In the mid 20th century, Mr. Wadley gave a number of public presentations on early Midland at civic organizations, churches and other venues. Excerpts from those presentations painted a picture of what Midland was like in the early going:
"It was the good old days in Midland when a quarter's worth of steak would feed a family of eight. Haircuts were 35 cents and shaves 15 cents. And the butcher would give you all the liver you wanted.
"My father came to Midland in the latter part of 1883 and established the first lumber yard. The family came in 1884. I was four at the time. Originally, the town was called Midway, it being just halfway between Fort Worth and El Paso.
"At the time we came here, there were probably only 40 to 50 people here.

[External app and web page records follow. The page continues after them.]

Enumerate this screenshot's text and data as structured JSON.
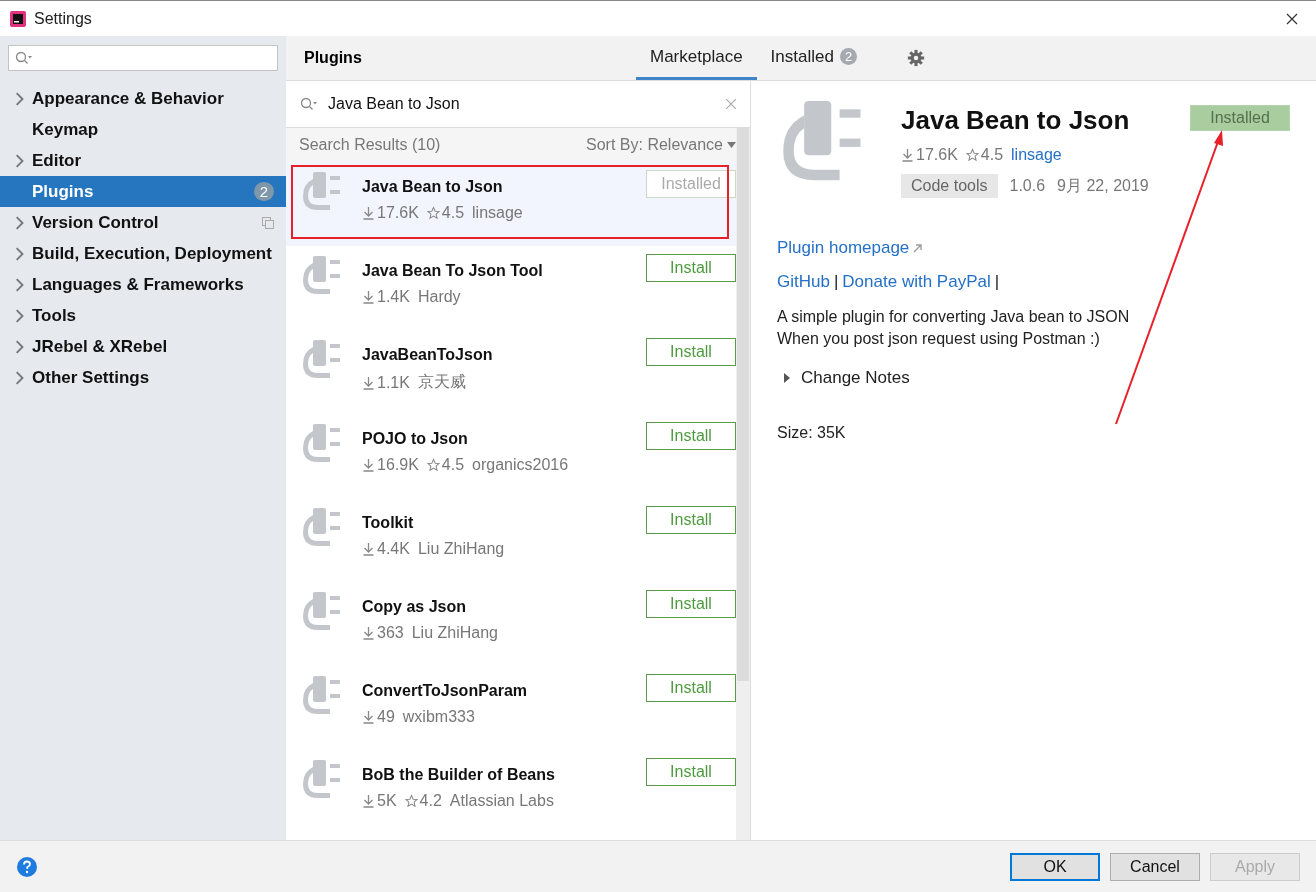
{
  "window": {
    "title": "Settings"
  },
  "sidebar": {
    "items": [
      {
        "label": "Appearance & Behavior",
        "expandable": true,
        "selected": false,
        "project_level": false
      },
      {
        "label": "Keymap",
        "expandable": false,
        "selected": false,
        "project_level": false
      },
      {
        "label": "Editor",
        "expandable": true,
        "selected": false,
        "project_level": false
      },
      {
        "label": "Plugins",
        "expandable": false,
        "selected": true,
        "project_level": false,
        "badge": "2"
      },
      {
        "label": "Version Control",
        "expandable": true,
        "selected": false,
        "project_level": true
      },
      {
        "label": "Build, Execution, Deployment",
        "expandable": true,
        "selected": false,
        "project_level": false
      },
      {
        "label": "Languages & Frameworks",
        "expandable": true,
        "selected": false,
        "project_level": false
      },
      {
        "label": "Tools",
        "expandable": true,
        "selected": false,
        "project_level": false
      },
      {
        "label": "JRebel & XRebel",
        "expandable": true,
        "selected": false,
        "project_level": false
      },
      {
        "label": "Other Settings",
        "expandable": true,
        "selected": false,
        "project_level": false
      }
    ]
  },
  "header": {
    "title": "Plugins",
    "tabs": [
      {
        "label": "Marketplace",
        "selected": true
      },
      {
        "label": "Installed",
        "selected": false,
        "badge": "2"
      }
    ]
  },
  "search": {
    "value": "Java Bean to Json"
  },
  "results": {
    "title": "Search Results (10)",
    "sort": "Sort By: Relevance",
    "items": [
      {
        "name": "Java Bean to Json",
        "downloads": "17.6K",
        "rating": "4.5",
        "author": "linsage",
        "action": "Installed",
        "installed": true,
        "selected": true
      },
      {
        "name": "Java Bean To Json Tool",
        "downloads": "1.4K",
        "author": "Hardy",
        "action": "Install",
        "installed": false,
        "selected": false
      },
      {
        "name": "JavaBeanToJson",
        "downloads": "1.1K",
        "author": "京天威",
        "action": "Install",
        "installed": false,
        "selected": false
      },
      {
        "name": "POJO to Json",
        "downloads": "16.9K",
        "rating": "4.5",
        "author": "organics2016",
        "action": "Install",
        "installed": false,
        "selected": false
      },
      {
        "name": "Toolkit",
        "downloads": "4.4K",
        "author": "Liu ZhiHang",
        "action": "Install",
        "installed": false,
        "selected": false
      },
      {
        "name": "Copy as Json",
        "downloads": "363",
        "author": "Liu ZhiHang",
        "action": "Install",
        "installed": false,
        "selected": false
      },
      {
        "name": "ConvertToJsonParam",
        "downloads": "49",
        "author": "wxibm333",
        "action": "Install",
        "installed": false,
        "selected": false
      },
      {
        "name": "BoB the Builder of Beans",
        "downloads": "5K",
        "rating": "4.2",
        "author": "Atlassian Labs",
        "action": "Install",
        "installed": false,
        "selected": false
      }
    ]
  },
  "detail": {
    "name": "Java Bean to Json",
    "action": "Installed",
    "installed": true,
    "downloads": "17.6K",
    "rating": "4.5",
    "author": "linsage",
    "tag": "Code tools",
    "version": "1.0.6",
    "date": "9月 22, 2019",
    "homepage": "Plugin homepage",
    "links": [
      "GitHub",
      "Donate with PayPal"
    ],
    "separators": [
      "|",
      "|"
    ],
    "description": [
      "A simple plugin for converting Java bean to JSON",
      "When you post json request using Postman :)"
    ],
    "change_notes": {
      "label": "Change Notes",
      "expanded": false
    },
    "size": "Size: 35K"
  },
  "buttons": [
    {
      "label": "OK",
      "kind": "default",
      "disabled": false
    },
    {
      "label": "Cancel",
      "kind": "normal",
      "disabled": false
    },
    {
      "label": "Apply",
      "kind": "normal",
      "disabled": true
    }
  ]
}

"Midland has always been a good town. Not a great many know that Midland once boasted a college. It was The Midland College. Parts of its main building can be seen on W. College St.
"The first church in Midland was baptist, located on N. Marienfeld street, where Service Drug stands now. It was soon followed by the establishment of Methodist, Catholic, Christian and Presbyterian. Other denominations came later.
"Midland has always been a good town but for its splendid progress and growth since the advent of oil, I give special credit to three men: T.S. Hogan, who built the Petroleum Building; Dr. John B Thomas, who built the Thomas Building (now the Leggett Building), and Clarence Scharbauer, who built the Scharbauer Hotel. But for the foresight and vision of these three in particular, I believe Midland would only be a town of 6,000 and just a suburb of Odessa."
Wadley's comments were excerpted from the Midland newspaper in the 1940s. Two of the three buildings he mentioned -- the Leggett Building (on Loraine across from the Hilton) and the Petroleum Building -- still stand some 70-80 years after they were constructed.